━━━ Records for the task

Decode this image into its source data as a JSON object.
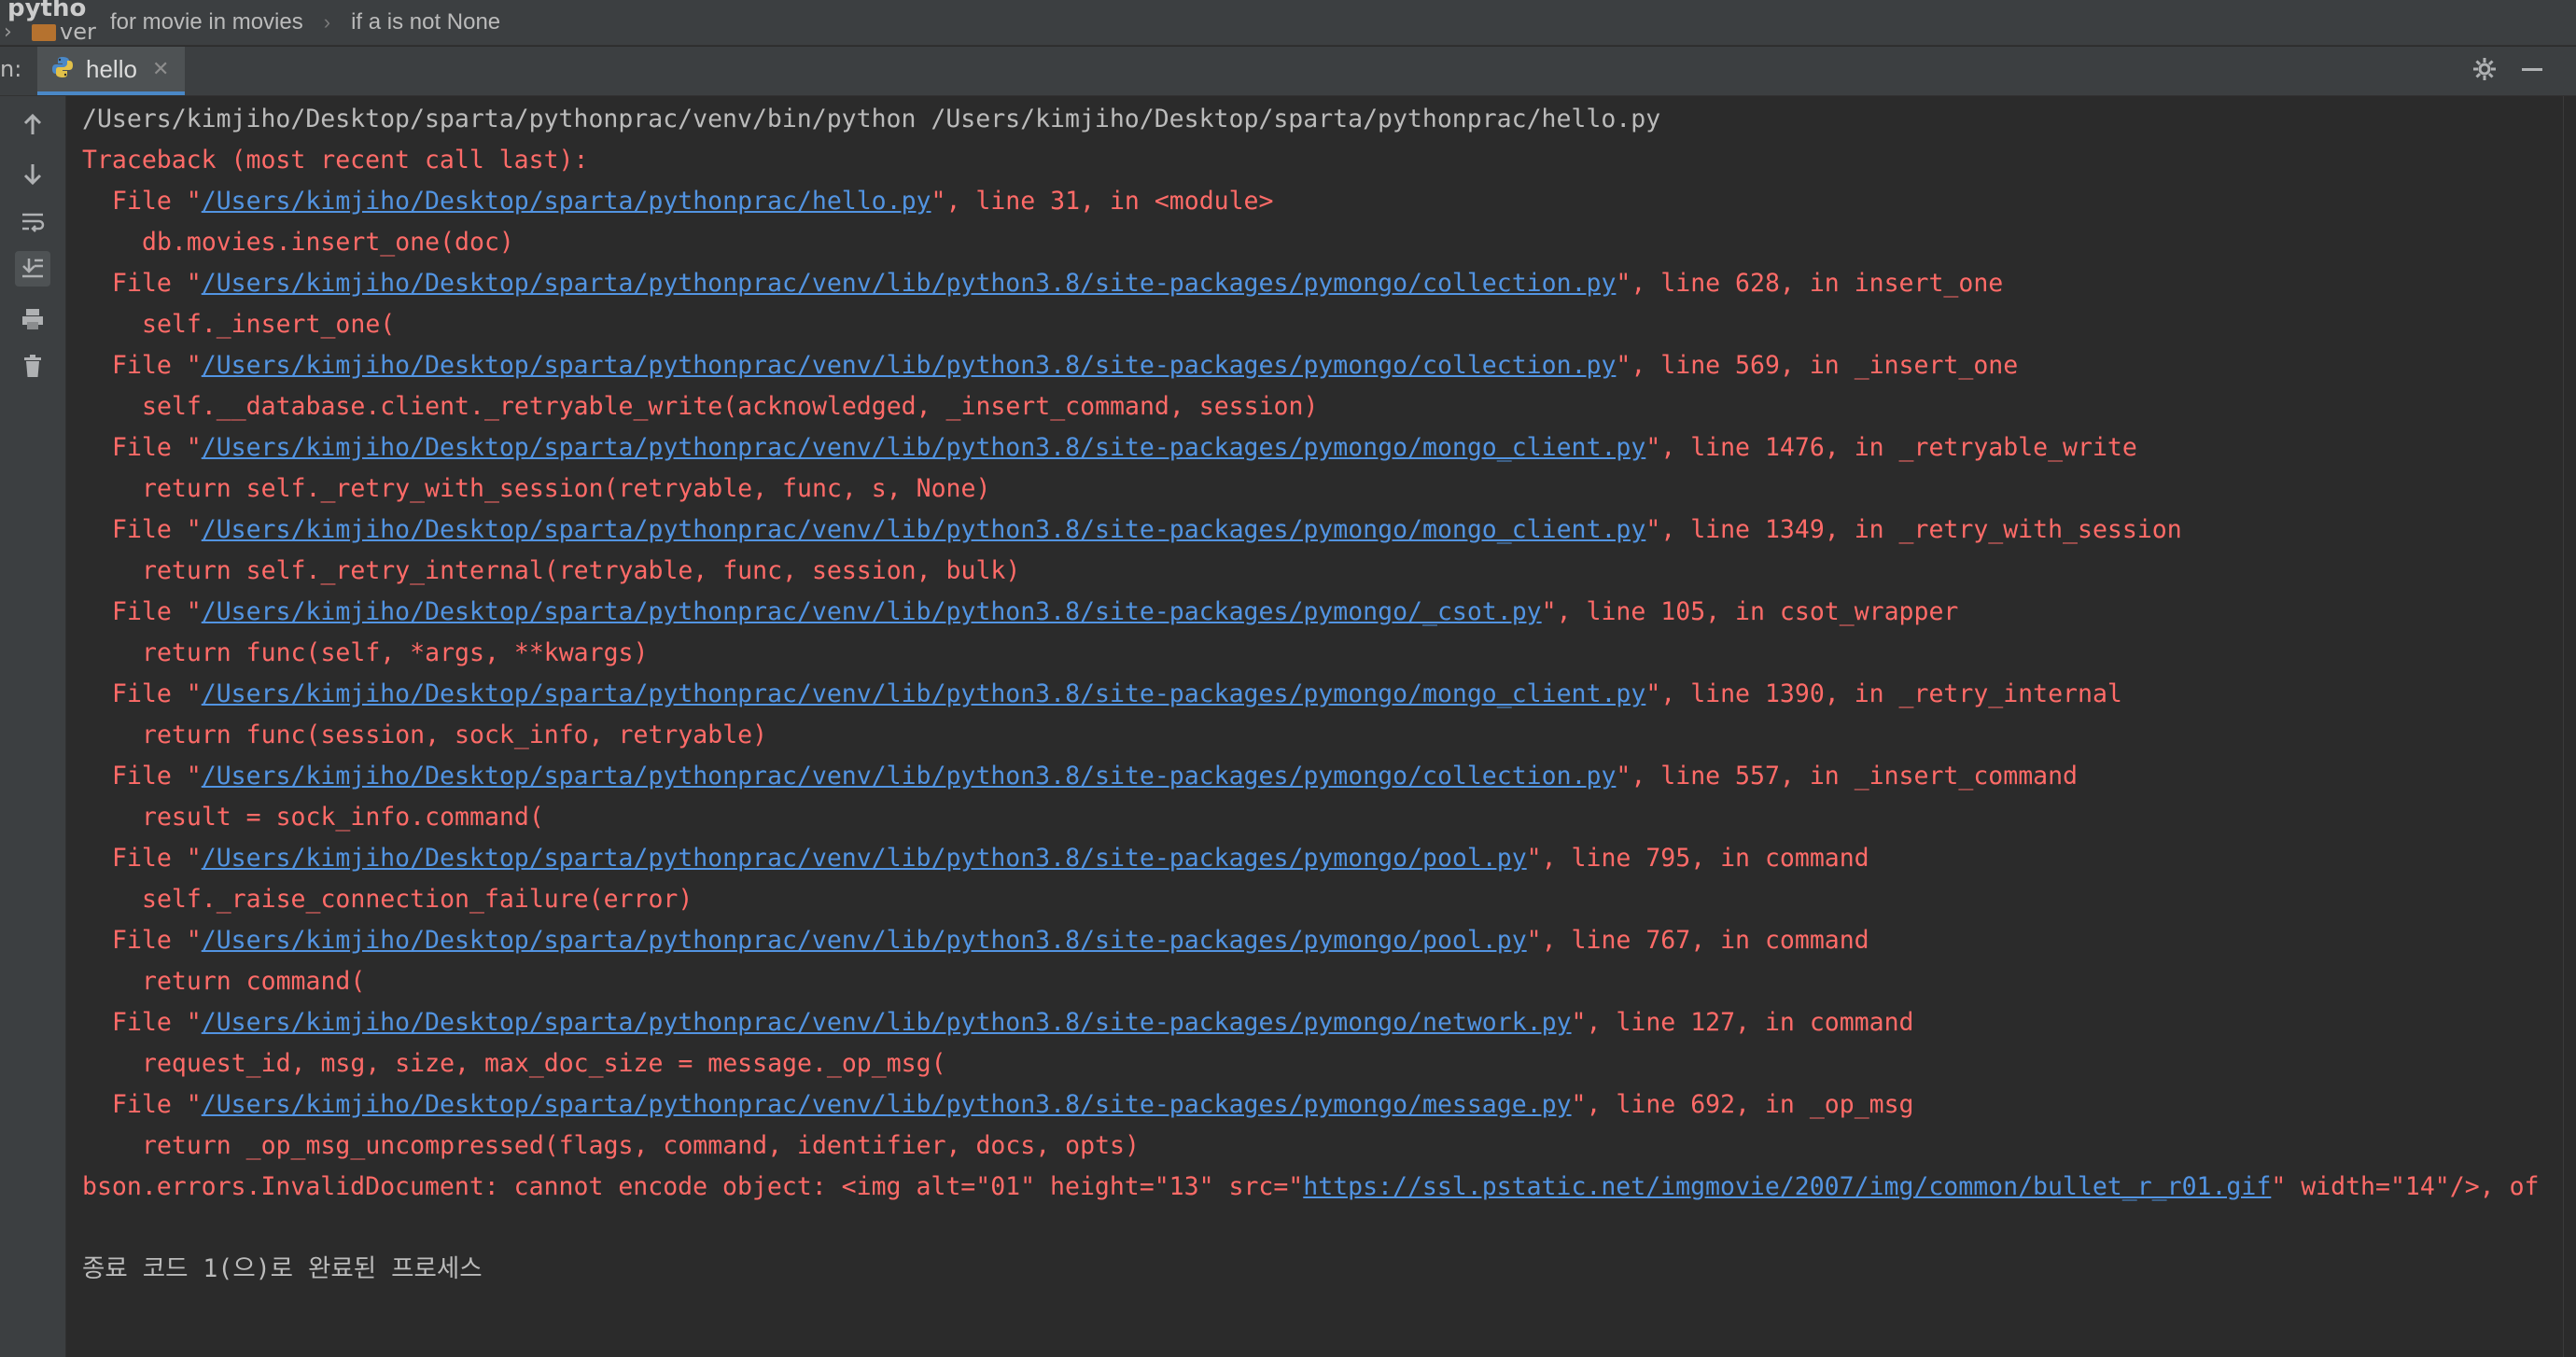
{
  "top": {
    "project_label": "pytho",
    "tree_item": "ver",
    "breadcrumb": [
      "for movie in movies",
      "if a is not None"
    ]
  },
  "run": {
    "panel_label": "n:",
    "tab_label": "hello"
  },
  "console": {
    "command": "/Users/kimjiho/Desktop/sparta/pythonprac/venv/bin/python /Users/kimjiho/Desktop/sparta/pythonprac/hello.py",
    "traceback_header": "Traceback (most recent call last):",
    "frames": [
      {
        "file": "/Users/kimjiho/Desktop/sparta/pythonprac/hello.py",
        "loc": ", line 31, in <module>",
        "code": "db.movies.insert_one(doc)"
      },
      {
        "file": "/Users/kimjiho/Desktop/sparta/pythonprac/venv/lib/python3.8/site-packages/pymongo/collection.py",
        "loc": ", line 628, in insert_one",
        "code": "self._insert_one("
      },
      {
        "file": "/Users/kimjiho/Desktop/sparta/pythonprac/venv/lib/python3.8/site-packages/pymongo/collection.py",
        "loc": ", line 569, in _insert_one",
        "code": "self.__database.client._retryable_write(acknowledged, _insert_command, session)"
      },
      {
        "file": "/Users/kimjiho/Desktop/sparta/pythonprac/venv/lib/python3.8/site-packages/pymongo/mongo_client.py",
        "loc": ", line 1476, in _retryable_write",
        "code": "return self._retry_with_session(retryable, func, s, None)"
      },
      {
        "file": "/Users/kimjiho/Desktop/sparta/pythonprac/venv/lib/python3.8/site-packages/pymongo/mongo_client.py",
        "loc": ", line 1349, in _retry_with_session",
        "code": "return self._retry_internal(retryable, func, session, bulk)"
      },
      {
        "file": "/Users/kimjiho/Desktop/sparta/pythonprac/venv/lib/python3.8/site-packages/pymongo/_csot.py",
        "loc": ", line 105, in csot_wrapper",
        "code": "return func(self, *args, **kwargs)"
      },
      {
        "file": "/Users/kimjiho/Desktop/sparta/pythonprac/venv/lib/python3.8/site-packages/pymongo/mongo_client.py",
        "loc": ", line 1390, in _retry_internal",
        "code": "return func(session, sock_info, retryable)"
      },
      {
        "file": "/Users/kimjiho/Desktop/sparta/pythonprac/venv/lib/python3.8/site-packages/pymongo/collection.py",
        "loc": ", line 557, in _insert_command",
        "code": "result = sock_info.command("
      },
      {
        "file": "/Users/kimjiho/Desktop/sparta/pythonprac/venv/lib/python3.8/site-packages/pymongo/pool.py",
        "loc": ", line 795, in command",
        "code": "self._raise_connection_failure(error)"
      },
      {
        "file": "/Users/kimjiho/Desktop/sparta/pythonprac/venv/lib/python3.8/site-packages/pymongo/pool.py",
        "loc": ", line 767, in command",
        "code": "return command("
      },
      {
        "file": "/Users/kimjiho/Desktop/sparta/pythonprac/venv/lib/python3.8/site-packages/pymongo/network.py",
        "loc": ", line 127, in command",
        "code": "request_id, msg, size, max_doc_size = message._op_msg("
      },
      {
        "file": "/Users/kimjiho/Desktop/sparta/pythonprac/venv/lib/python3.8/site-packages/pymongo/message.py",
        "loc": ", line 692, in _op_msg",
        "code": "return _op_msg_uncompressed(flags, command, identifier, docs, opts)"
      }
    ],
    "error_prefix": "bson.errors.InvalidDocument: cannot encode object: <img alt=\"01\" height=\"13\" src=\"",
    "error_url": "https://ssl.pstatic.net/imgmovie/2007/img/common/bullet_r_r01.gif",
    "error_suffix": "\" width=\"14\"/>, of",
    "exit_message": "종료 코드 1(으)로 완료된 프로세스"
  },
  "colors": {
    "background": "#2b2b2b",
    "error_text": "#ff6b68",
    "link": "#5294e2",
    "plain_text": "#bbbbbb"
  },
  "icons": [
    "up-arrow-icon",
    "down-arrow-icon",
    "soft-wrap-icon",
    "scroll-to-end-icon",
    "print-icon",
    "trash-icon",
    "python-icon",
    "gear-icon",
    "minimize-icon"
  ]
}
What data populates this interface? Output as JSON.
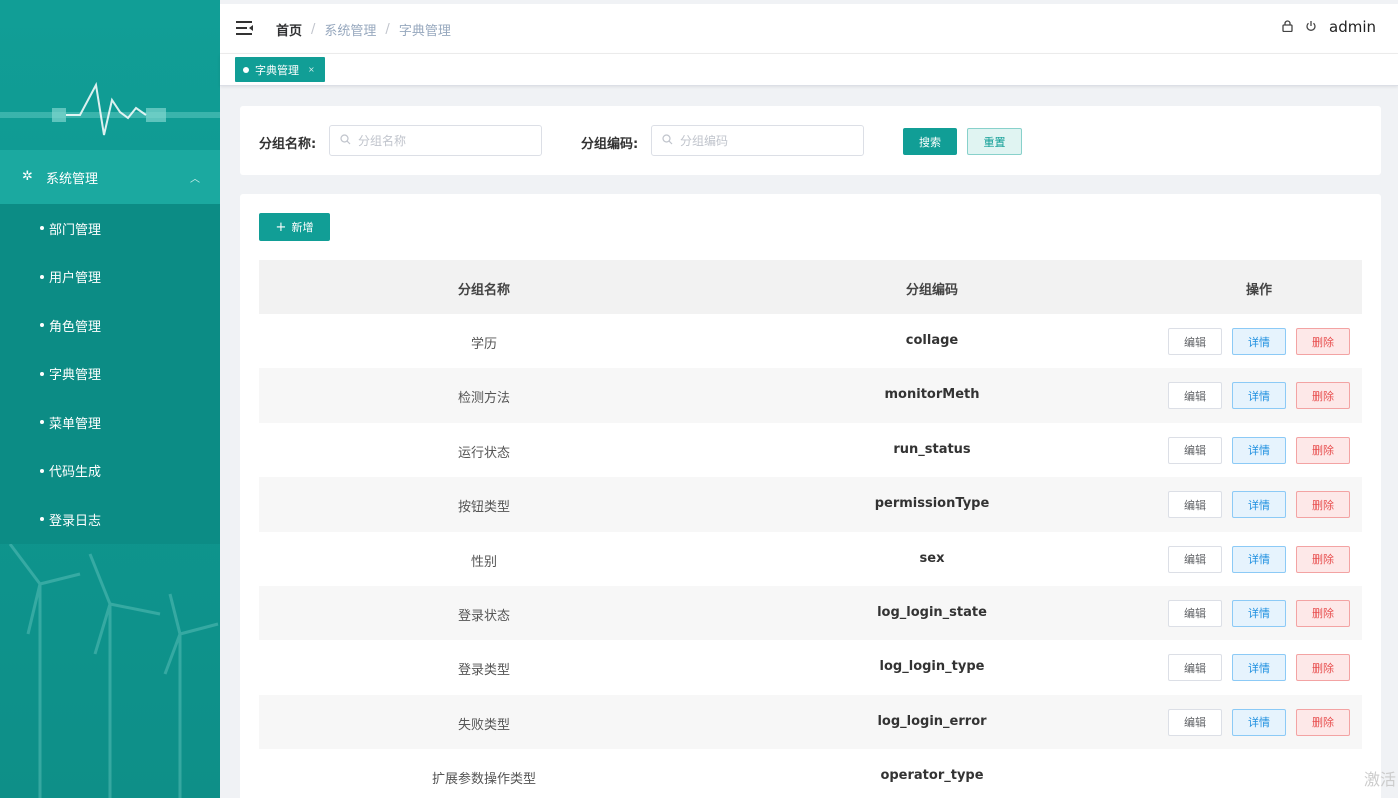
{
  "colors": {
    "primary": "#119e96",
    "sidebar_bg": "#0c8c85",
    "danger": "#e84d4d",
    "info": "#1d8fe0"
  },
  "sidebar": {
    "group": {
      "label": "系统管理",
      "icon": "gear-icon"
    },
    "items": [
      {
        "label": "部门管理"
      },
      {
        "label": "用户管理"
      },
      {
        "label": "角色管理"
      },
      {
        "label": "字典管理"
      },
      {
        "label": "菜单管理"
      },
      {
        "label": "代码生成"
      },
      {
        "label": "登录日志"
      }
    ]
  },
  "header": {
    "breadcrumbs": [
      "首页",
      "系统管理",
      "字典管理"
    ],
    "separator": "/",
    "user": "admin"
  },
  "tags": [
    {
      "label": "字典管理",
      "close": "×"
    }
  ],
  "search": {
    "group_name_label": "分组名称:",
    "group_name_placeholder": "分组名称",
    "group_code_label": "分组编码:",
    "group_code_placeholder": "分组编码",
    "search_button": "搜索",
    "reset_button": "重置"
  },
  "table": {
    "add_button": "新增",
    "columns": [
      "分组名称",
      "分组编码",
      "操作"
    ],
    "actions": {
      "edit": "编辑",
      "detail": "详情",
      "delete": "删除"
    },
    "rows": [
      {
        "name": "学历",
        "code": "collage"
      },
      {
        "name": "检测方法",
        "code": "monitorMeth"
      },
      {
        "name": "运行状态",
        "code": "run_status"
      },
      {
        "name": "按钮类型",
        "code": "permissionType"
      },
      {
        "name": "性别",
        "code": "sex"
      },
      {
        "name": "登录状态",
        "code": "log_login_state"
      },
      {
        "name": "登录类型",
        "code": "log_login_type"
      },
      {
        "name": "失败类型",
        "code": "log_login_error"
      },
      {
        "name": "扩展参数操作类型",
        "code": "operator_type"
      }
    ]
  },
  "watermark": "激活"
}
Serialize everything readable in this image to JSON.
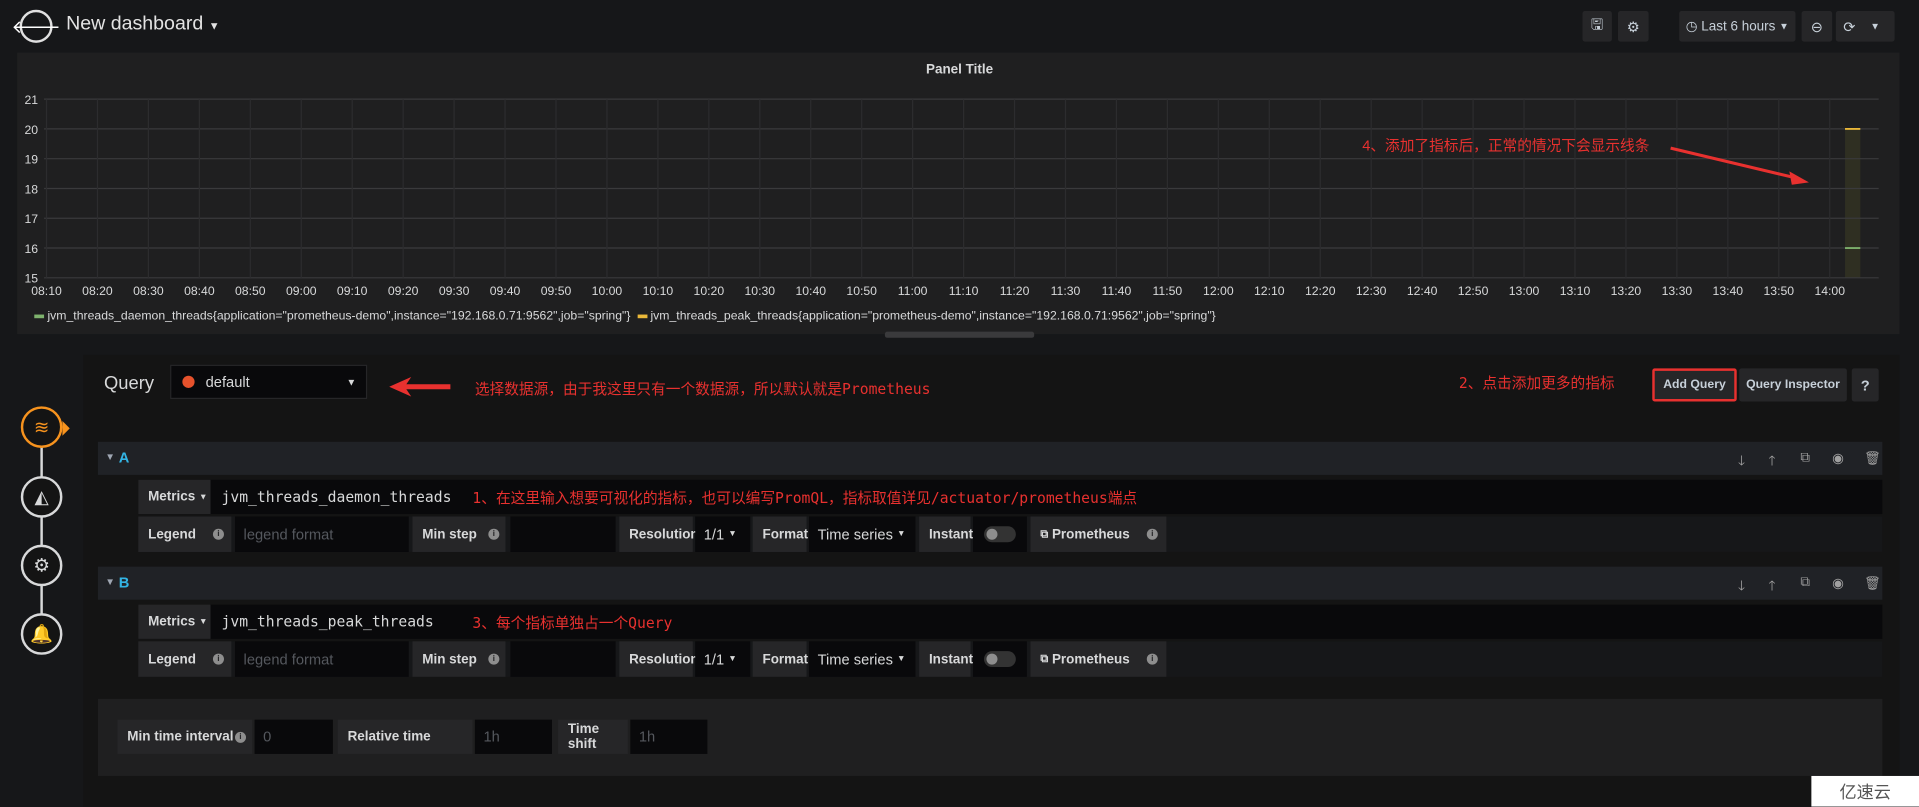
{
  "header": {
    "title": "New dashboard",
    "time_range": "Last 6 hours",
    "icons": [
      "back-arrow-icon",
      "save-icon",
      "gear-icon",
      "clock-icon",
      "zoom-out-icon",
      "refresh-icon"
    ]
  },
  "panel": {
    "title": "Panel Title",
    "annotation": "4、添加了指标后，正常的情况下会显示线条"
  },
  "chart_data": {
    "type": "line",
    "title": "Panel Title",
    "ylim": [
      15,
      21
    ],
    "yticks": [
      "15",
      "16",
      "17",
      "18",
      "19",
      "20",
      "21"
    ],
    "xticks": [
      "08:10",
      "08:20",
      "08:30",
      "08:40",
      "08:50",
      "09:00",
      "09:10",
      "09:20",
      "09:30",
      "09:40",
      "09:50",
      "10:00",
      "10:10",
      "10:20",
      "10:30",
      "10:40",
      "10:50",
      "11:00",
      "11:10",
      "11:20",
      "11:30",
      "11:40",
      "11:50",
      "12:00",
      "12:10",
      "12:20",
      "12:30",
      "12:40",
      "12:50",
      "13:00",
      "13:10",
      "13:20",
      "13:30",
      "13:40",
      "13:50",
      "14:00"
    ],
    "grid": true,
    "legend": "bottom",
    "series": [
      {
        "name": "jvm_threads_daemon_threads{application=\"prometheus-demo\",instance=\"192.168.0.71:9562\",job=\"spring\"}",
        "color": "#7eb26d",
        "x": [
          "14:03",
          "14:06"
        ],
        "values": [
          16,
          16
        ]
      },
      {
        "name": "jvm_threads_peak_threads{application=\"prometheus-demo\",instance=\"192.168.0.71:9562\",job=\"spring\"}",
        "color": "#eab839",
        "x": [
          "14:03",
          "14:06"
        ],
        "values": [
          20,
          20
        ]
      }
    ]
  },
  "query": {
    "label": "Query",
    "datasource": "default",
    "annotation_ds": "选择数据源，由于我这里只有一个数据源，所以默认就是Prometheus",
    "annotation_add": "2、点击添加更多的指标",
    "add_query": "Add Query",
    "query_inspector": "Query Inspector",
    "help": "?"
  },
  "queries": [
    {
      "ref": "A",
      "metrics_label": "Metrics",
      "metrics": "jvm_threads_daemon_threads",
      "annotation": "1、在这里输入想要可视化的指标，也可以编写PromQL，指标取值详见/actuator/prometheus端点",
      "legend_label": "Legend",
      "legend_placeholder": "legend format",
      "min_step": "Min step",
      "resolution_label": "Resolution",
      "resolution": "1/1",
      "format_label": "Format",
      "format": "Time series",
      "instant": "Instant",
      "prometheus": "Prometheus"
    },
    {
      "ref": "B",
      "metrics_label": "Metrics",
      "metrics": "jvm_threads_peak_threads",
      "annotation": "3、每个指标单独占一个Query",
      "legend_label": "Legend",
      "legend_placeholder": "legend format",
      "min_step": "Min step",
      "resolution_label": "Resolution",
      "resolution": "1/1",
      "format_label": "Format",
      "format": "Time series",
      "instant": "Instant",
      "prometheus": "Prometheus"
    }
  ],
  "options": {
    "min_interval_label": "Min time interval",
    "min_interval_placeholder": "0",
    "relative_label": "Relative time",
    "relative_placeholder": "1h",
    "shift_label": "Time shift",
    "shift_placeholder": "1h"
  },
  "watermark": "亿速云"
}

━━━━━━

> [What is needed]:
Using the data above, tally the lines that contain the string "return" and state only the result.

> [Finished exercise]:
6